On Sunday we talked about the wilderness as a place that no one wants to go to. We followed the Israelites in Exodus 16 and Jesus in Mark 1 and thought about the ways in which God sustains us and shows himself in the times of our suffering.
If you listened to the sermon, available on our church’s website (launch the media player) you may want to use Seeing God’s Glory in the Wilderness to reflect upon your own wilderness experiences with God.
We need not be afraid of the wilderness because God is present there:
Kara shared her journey faithfully to the end. May she inspire you to “be not afraid” of even dying in the wilderness.
And if you really want to practice the discipline of finding God in the wilderness, check out Leaving Egypt by Chuck DeGroat.
On Sunday, we thought about the immense ability of God to understand everything about us and our situations– including our suffering; we spent time with Psalm 139 in particular, and took hope from Romans 8. Due to technical difficulties, there is no recording of the message.

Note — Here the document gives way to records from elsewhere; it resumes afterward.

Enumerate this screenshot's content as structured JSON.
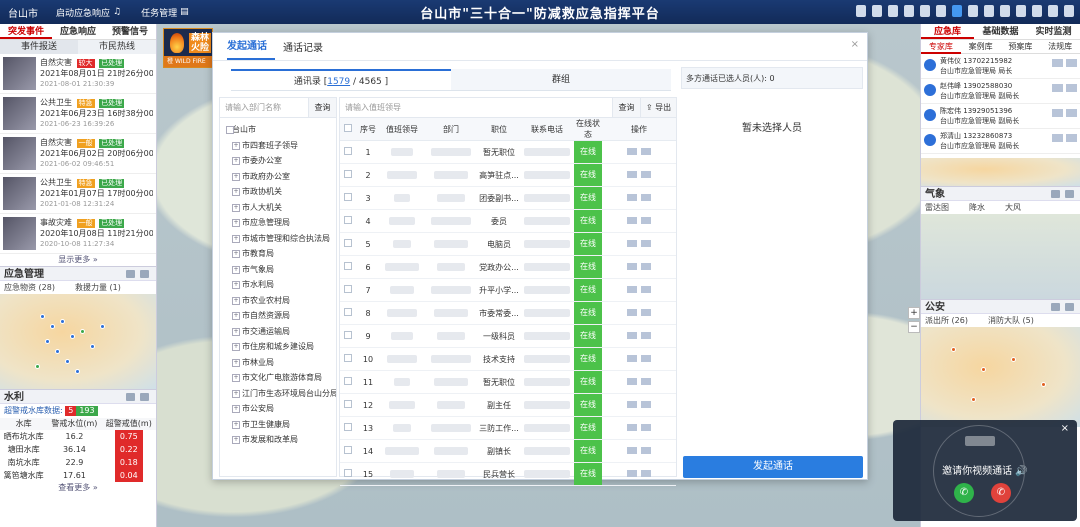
{
  "topbar": {
    "city": "台山市",
    "nav": [
      "启动应急响应",
      "任务管理"
    ],
    "title": "台山市\"三十合一\"防减救应急指挥平台"
  },
  "fire_badge": {
    "text": "森林火险",
    "level": "橙",
    "en": "WILD FIRE"
  },
  "left": {
    "tabs": [
      "突发事件",
      "应急响应",
      "预警信号"
    ],
    "subtabs": [
      "事件报送",
      "市民热线"
    ],
    "events": [
      {
        "type": "自然灾害",
        "badge": "较大",
        "badge_color": "#e02a2a",
        "status": "已处理",
        "date": "2021年08月01日 21时26分00",
        "ts": "2021-08-01 21:30:39"
      },
      {
        "type": "公共卫生",
        "badge": "特急",
        "badge_color": "#f0a020",
        "status": "已处理",
        "date": "2021年06月23日 16时38分00",
        "ts": "2021-06-23 16:39:26"
      },
      {
        "type": "自然灾害",
        "badge": "一般",
        "badge_color": "#f0a020",
        "status": "已处理",
        "date": "2021年06月02日 20时06分00",
        "ts": "2021-06-02 09:46:51"
      },
      {
        "type": "公共卫生",
        "badge": "特急",
        "badge_color": "#f0a020",
        "status": "已处理",
        "date": "2021年01月07日 17时00分00",
        "ts": "2021-01-08 12:31:24"
      },
      {
        "type": "事故灾难",
        "badge": "一般",
        "badge_color": "#f0a020",
        "status": "已处理",
        "date": "2020年10月08日 11时21分00",
        "ts": "2020-10-08 11:27:34"
      }
    ],
    "show_more": "显示更多 »",
    "mgmt_title": "应急管理",
    "mgmt_sub": [
      "应急物资 (28)",
      "救援力量 (1)"
    ],
    "water_title": "水利",
    "water_alert_label": "超警戒水库数据:",
    "water_alert_red": "5",
    "water_alert_green": "193",
    "water_cols": [
      "水库",
      "警戒水位(m)",
      "超警戒值(m)"
    ],
    "water_rows": [
      [
        "晒布坑水库",
        "16.2",
        "0.75"
      ],
      [
        "塘田水库",
        "36.14",
        "0.22"
      ],
      [
        "南坑水库",
        "22.9",
        "0.18"
      ],
      [
        "篱笆塘水库",
        "17.61",
        "0.04"
      ]
    ],
    "water_more": "查看更多 »"
  },
  "right": {
    "tabs": [
      "应急库",
      "基础数据",
      "实时监测"
    ],
    "subtabs": [
      "专家库",
      "案例库",
      "预案库",
      "法规库"
    ],
    "contacts": [
      {
        "name": "黄伟仪",
        "phone": "13702215982",
        "org": "台山市应急管理局 局长"
      },
      {
        "name": "赵伟峰",
        "phone": "13902588030",
        "org": "台山市应急管理局 副局长"
      },
      {
        "name": "陈宏伟",
        "phone": "13929051396",
        "org": "台山市应急管理局 副局长"
      },
      {
        "name": "郑清山",
        "phone": "13232860873",
        "org": "台山市应急管理局 副局长"
      }
    ],
    "weather_title": "气象",
    "weather_sub": [
      "雷达图",
      "降水",
      "大风"
    ],
    "police_title": "公安",
    "police_sub": [
      "派出所 (26)",
      "消防大队 (5)"
    ]
  },
  "modal": {
    "tabs": [
      "发起通话",
      "通话记录"
    ],
    "close": "×",
    "addr_label": "通讯录 [",
    "addr_selected": "1579",
    "addr_total": " / 4565 ]",
    "group_label": "群组",
    "dept_placeholder": "请输入部门名称",
    "search_btn": "查询",
    "name_placeholder": "请输入值班领导",
    "export_btn": "导出",
    "tree_root": "台山市",
    "tree": [
      "市四套班子领导",
      "市委办公室",
      "市政府办公室",
      "市政协机关",
      "市人大机关",
      "市应急管理局",
      "市城市管理和综合执法局",
      "市教育局",
      "市气象局",
      "市水利局",
      "市农业农村局",
      "市自然资源局",
      "市交通运输局",
      "市住房和城乡建设局",
      "市林业局",
      "市文化广电旅游体育局",
      "江门市生态环境局台山分局",
      "市公安局",
      "市卫生健康局",
      "市发展和改革局"
    ],
    "cols": [
      "序号",
      "值班领导",
      "部门",
      "职位",
      "联系电话",
      "在线状态",
      "操作"
    ],
    "rows": [
      {
        "no": "1",
        "pos": "暂无职位",
        "status": "在线"
      },
      {
        "no": "2",
        "pos": "高笋驻点...",
        "status": "在线"
      },
      {
        "no": "3",
        "pos": "团委副书...",
        "status": "在线"
      },
      {
        "no": "4",
        "pos": "委员",
        "status": "在线"
      },
      {
        "no": "5",
        "pos": "电脑员",
        "status": "在线"
      },
      {
        "no": "6",
        "pos": "党政办公...",
        "status": "在线"
      },
      {
        "no": "7",
        "pos": "升平小学...",
        "status": "在线"
      },
      {
        "no": "8",
        "pos": "市委常委...",
        "status": "在线"
      },
      {
        "no": "9",
        "pos": "一级科员",
        "status": "在线"
      },
      {
        "no": "10",
        "pos": "技术支持",
        "status": "在线"
      },
      {
        "no": "11",
        "pos": "暂无职位",
        "status": "在线"
      },
      {
        "no": "12",
        "pos": "副主任",
        "status": "在线"
      },
      {
        "no": "13",
        "pos": "三防工作...",
        "status": "在线"
      },
      {
        "no": "14",
        "pos": "副镇长",
        "status": "在线"
      },
      {
        "no": "15",
        "pos": "民兵营长",
        "status": "在线"
      }
    ],
    "selected_label": "多方通话已选人员(人): ",
    "selected_count": "0",
    "empty_text": "暂未选择人员",
    "call_btn": "发起通话"
  },
  "invite": {
    "message": "邀请你视频通话",
    "close": "×"
  }
}
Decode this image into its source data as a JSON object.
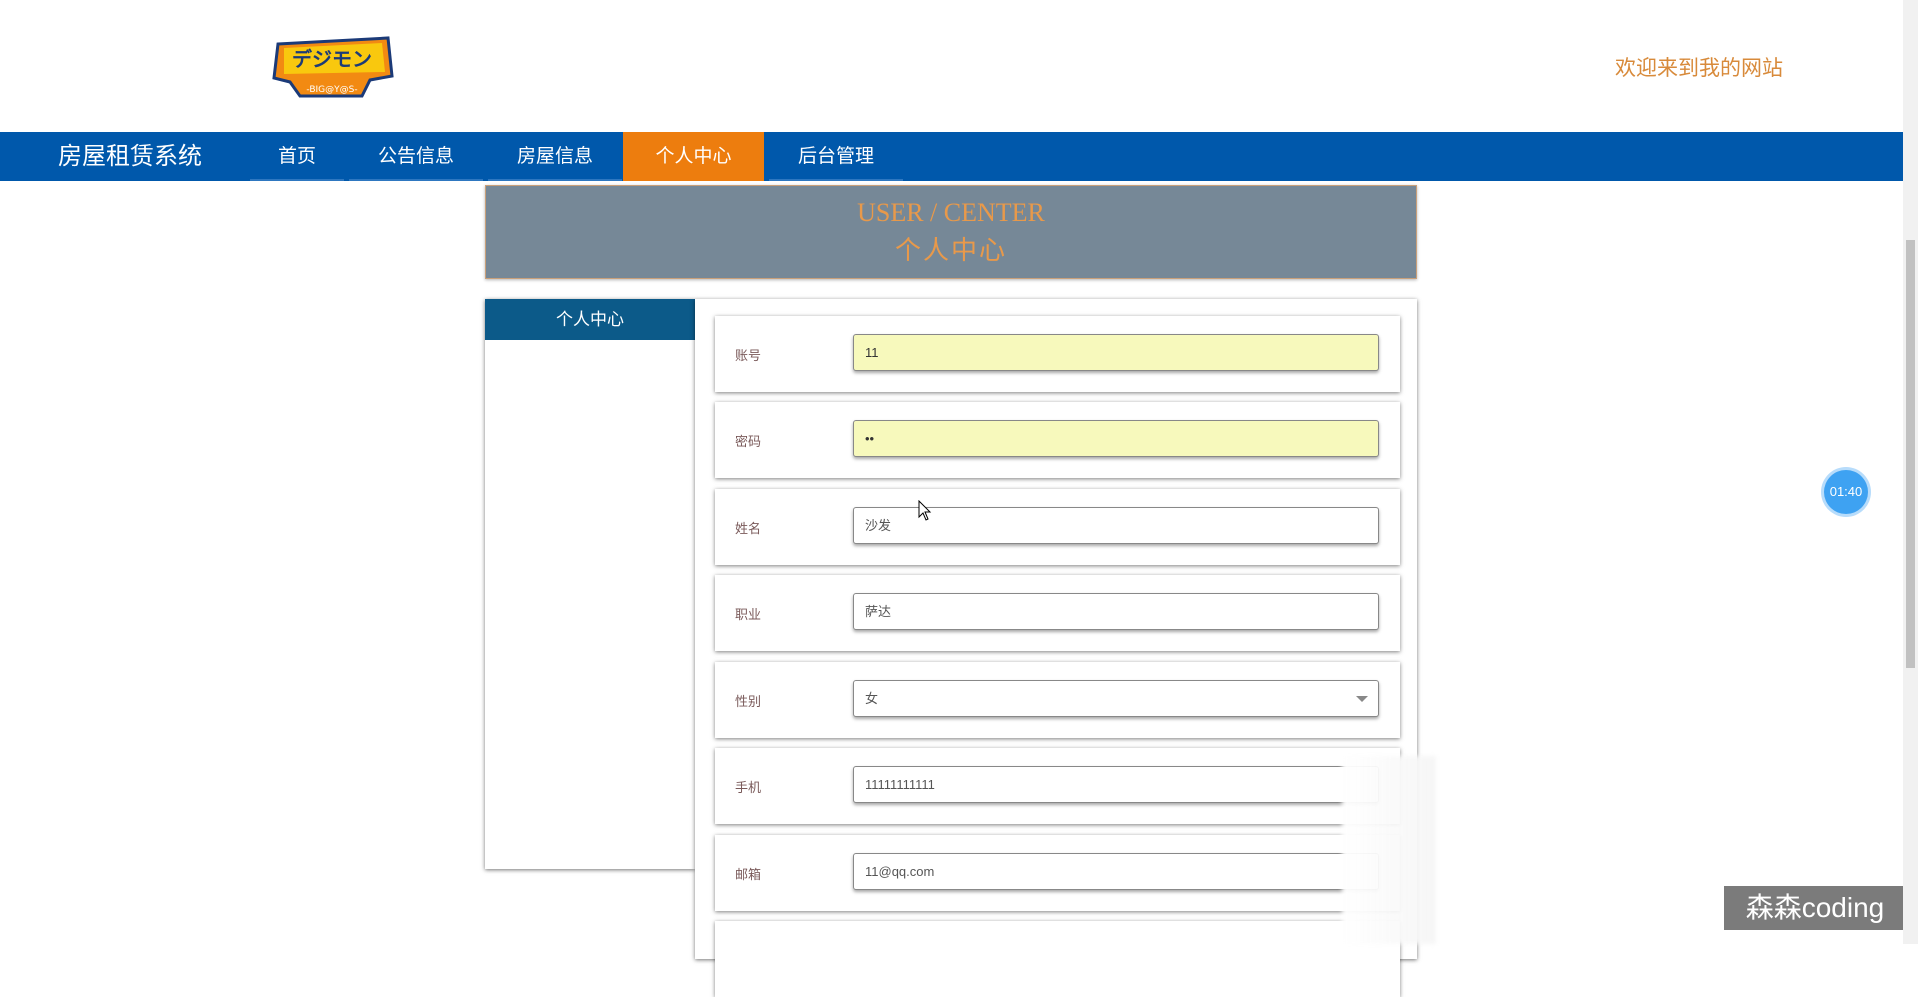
{
  "header": {
    "logo": {
      "text_top": "デジモン",
      "text_bottom": "-BIG@Y@S-",
      "colors": [
        "#f9c80e",
        "#f28a12",
        "#1b3a78"
      ]
    },
    "welcome_text": "欢迎来到我的网站"
  },
  "navbar": {
    "brand": "房屋租赁系统",
    "bg_color": "#0058ab",
    "active_color": "#ed7d0e",
    "items": [
      {
        "label": "首页"
      },
      {
        "label": "公告信息"
      },
      {
        "label": "房屋信息"
      },
      {
        "label": "个人中心",
        "active": true
      },
      {
        "label": "后台管理"
      }
    ]
  },
  "banner": {
    "title_en": "USER / CENTER",
    "title_cn": "个人中心"
  },
  "sidebar": {
    "heading": "个人中心"
  },
  "form": {
    "fields": [
      {
        "label": "账号",
        "value": "11",
        "type": "text",
        "autofilled": true
      },
      {
        "label": "密码",
        "value": "••",
        "type": "password",
        "autofilled": true
      },
      {
        "label": "姓名",
        "value": "沙发",
        "type": "text"
      },
      {
        "label": "职业",
        "value": "萨达",
        "type": "text"
      },
      {
        "label": "性别",
        "value": "女",
        "type": "select"
      },
      {
        "label": "手机",
        "value": "11111111111",
        "type": "text"
      },
      {
        "label": "邮箱",
        "value": "11@qq.com",
        "type": "text"
      }
    ]
  },
  "overlay": {
    "timer": "01:40",
    "watermark": "森森coding"
  }
}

For us, our reflection on the Scriptures raised questions about an awful modern event: the martyrdom of 21 Christian brothers in Libya by ISIS militants.
As we continue to reflect on such things, here are two pieces from the same blog, The Twelve to get you thinking: “The Pastor’s Quandary” about praying and teaching about enemies, forgiveness, and justice. And “Outrage over ISIS: Five Appropriate Christian Responses.”
Suffering and grief are real, so is the journey through it.
Though we may want to know why bad things happen, this excerpt from Glorious Ruin helps us come to terms that “We may never get an Explanation.”
Here’s encouragement and guidance for people in mourning, put together by a funeral Director: “The Mourner’s Bill of Rights.” Those who want to comfort someone in mourning will learn a few things as well.
Finally, here’s some encouragement from Scripture.
The never ending question of “why?”
Our links today won’t answer that question, but they will help you seek God.
This week, Philip Yancey’s book, The Question that Never Goes Away, has been a free Kindle download.
Looking at Romans 8.28, Stephen speaks the bittersweet truth that “Jesus Hates Your Suffering.”
When you suffer, run to Jesus. He too experienced pain, rejection, sorrow, grief, and temptation. Because Jesus suffered, he knows exactly how to comfort, strengthen, encourage, and even deliver you.
In suffering and trials of all kinds, globally, locally, or in the inner sanctum of your soul, we pray:
May the God of hope fill you with joy and peace in believing, so that you may abound in hope by the power of the Holy Spirit.
This post is about suffering.
On March 24, 2013 Pastor Chelsey shared a message from Exodus 15 entitled, “The Lord is a Warrior.” She challenged us to think about God as a Warrior against sin and evil as we headed into Holy Week. Hear that message on our Church sermon website (or in the archives).
This week on the blog, we hope to share multiple stories and reflections from around the web as you remember the last week of Jesus’ time on earth in the flesh. The first one comes from Redemption Pictures and it offers a very different picture of our Good God Warrior: “The God Who Bleeds.”
This post is a follow up to a message preached at Christ Community Church. It provides a challenging reflection to the picture of Jesus we make for ourselves and is a resource for Holy Week and Good Friday.
At Christ Community Church on February 3, 2013, Pastor Chelsey took us on a journey through the book of Job as we were reminded to “Remember Who You’re Talking To” when we pray.
As a follow-up to that message, you’re invited to read this short excerpt from a book on suffering, prayer, and trying to understand it all.
God’s gift of faith is meant to be grounded in him- not our circumstances or conditions.
This post is a follow-up to a message preached at Christ Community Church in Nanaimo, BC.
Christ Community Church is closing its series– but not its practice– on prayer this Sunday. What encouragement do we have to continue to be people of prayer? In other posts, we have shared ways to make prayer natural, reasons to pray, even ways to pray. Today, we look at stories and experiences of praying through everything that life and death brings.
In “Two similar stories. Two different Endings. God is Glorified in Both” share in the experience of life and death for two families who tell their story through video. Their posture before God will leave a mark.
Adam Holz shares some honest reflections in his piece, “Just Keep Talking… to God.”
When I’m consumed with anxiety — and, honestly, I often am — sometimes I simply forget that God doesn’t want me to carry that burden on my own.
If those words ring any note of truth for you, read the rest here.
Here’s a review of Mary Lou Quinlan’s The God Box. Even just the review gives you a pretty cool idea for practicing prayer.
This post is about prayer and provides inspiration, challenge and resources to enrich your individual practice, attitude and lifestyle.
Photo by Ramanan V. Used with permission. Sourced by Flickr.
You thought you got it right. You know you were doing the right thing. And yet… you feel like God’s pulled the rug out from under you. Ed Welch’s piece encourages you to not jump to the wrong conclusions.
Keep looking. God is up to something.
This post is for adults and it challenges them to continue to discern God’s activity in their lives.